In these final days of Lent, we are faced with the question, “What turns green hope to crumbled brown in us – and how can it be green again?”

Many years ago, I sat in a marbled, flowered funeral home with a bereaved father.

“There are things worse than death,” he said.  After several absent years, his drug-addicted son had been found dead in an alley, under the cardboard box where he lived.  “At least I know where he is now.  Finally, we can all be at peace.”

Jack’s son had been lost to him.  In the stranglehold of heroin, the great hope of his young life had degenerated into profound suffering.  The vigor of his early dreams had withered, like broken tendrils on the once hopeful vine. It was, in every sense, a human tragedy.

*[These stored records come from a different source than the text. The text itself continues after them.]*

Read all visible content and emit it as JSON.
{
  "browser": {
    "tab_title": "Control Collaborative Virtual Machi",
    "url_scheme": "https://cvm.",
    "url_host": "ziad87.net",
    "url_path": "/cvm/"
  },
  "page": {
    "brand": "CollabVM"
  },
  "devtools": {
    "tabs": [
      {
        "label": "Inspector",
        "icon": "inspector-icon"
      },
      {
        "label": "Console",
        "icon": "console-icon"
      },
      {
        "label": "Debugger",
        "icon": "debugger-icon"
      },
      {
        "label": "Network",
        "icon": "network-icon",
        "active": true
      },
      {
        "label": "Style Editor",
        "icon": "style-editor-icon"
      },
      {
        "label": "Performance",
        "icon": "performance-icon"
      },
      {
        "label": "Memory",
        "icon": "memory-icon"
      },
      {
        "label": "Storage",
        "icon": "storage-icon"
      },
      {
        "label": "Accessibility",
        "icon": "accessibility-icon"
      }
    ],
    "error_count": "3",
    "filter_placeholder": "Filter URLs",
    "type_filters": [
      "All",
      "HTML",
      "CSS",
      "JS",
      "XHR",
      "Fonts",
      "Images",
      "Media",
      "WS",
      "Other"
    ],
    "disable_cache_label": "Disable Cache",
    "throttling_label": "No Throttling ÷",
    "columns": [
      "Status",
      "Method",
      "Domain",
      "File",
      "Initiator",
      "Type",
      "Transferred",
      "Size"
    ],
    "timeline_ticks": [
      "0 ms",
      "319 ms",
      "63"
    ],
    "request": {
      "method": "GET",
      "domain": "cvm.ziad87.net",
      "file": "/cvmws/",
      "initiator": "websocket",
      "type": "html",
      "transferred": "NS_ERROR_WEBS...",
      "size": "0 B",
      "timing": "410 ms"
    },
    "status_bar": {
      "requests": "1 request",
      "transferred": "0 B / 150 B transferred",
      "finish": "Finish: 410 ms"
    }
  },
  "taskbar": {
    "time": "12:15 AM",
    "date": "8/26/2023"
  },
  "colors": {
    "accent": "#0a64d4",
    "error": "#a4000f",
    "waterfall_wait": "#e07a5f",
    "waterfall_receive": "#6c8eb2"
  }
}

Jesus understood such withering.  He prayed for his disciples that they would not suffer it.  He knew what would face him and them in the week following the lifted palms. He knows what will face us as we try to discern the honest path to joy, peace and fulfillment.

The enticements of evil are deceptive.  Greed comes clothed as entitlement. Lust masquerades as passion, addiction as pleasure. They entwine and choke us in a false embrace that whispers, “This is for you.”  Fed by the fear of never having or being enough, we resort to these very catalysts that will destroy us.  Even the voice of love struggles to reach someone locked in this cycle of self-absorption.  Like every barren branch, they wilt and sever themselves from all that could enliven them.

Jesus acknowledges that the choice for life is not always easy.  He tells the disciples that, indeed, they will be pruned.  No life escapes the incisions of hard experience. Like his followers, we too will face loss, pain, frustration and diminishment.  But if our hearts have been fed by his word, we will hold to grace and we will thrive.

Much of the Palm Sunday crowd shifted gears by Friday, becoming a rabble of accusers.  They could not follow Jesus through Calvary to his Resurrection.

But there is no true life apart from God.  There is no path to perfection and joy but through God’s Will.  The Passion and Death of Jesus have already set our roots in this blessed soil.  May we cling by grace to that treasured Vine.

Music: J.S. Bach – Cantata; Himmelskönig, sei willkommen / King of Heaven, be Thou welcome – BWV 182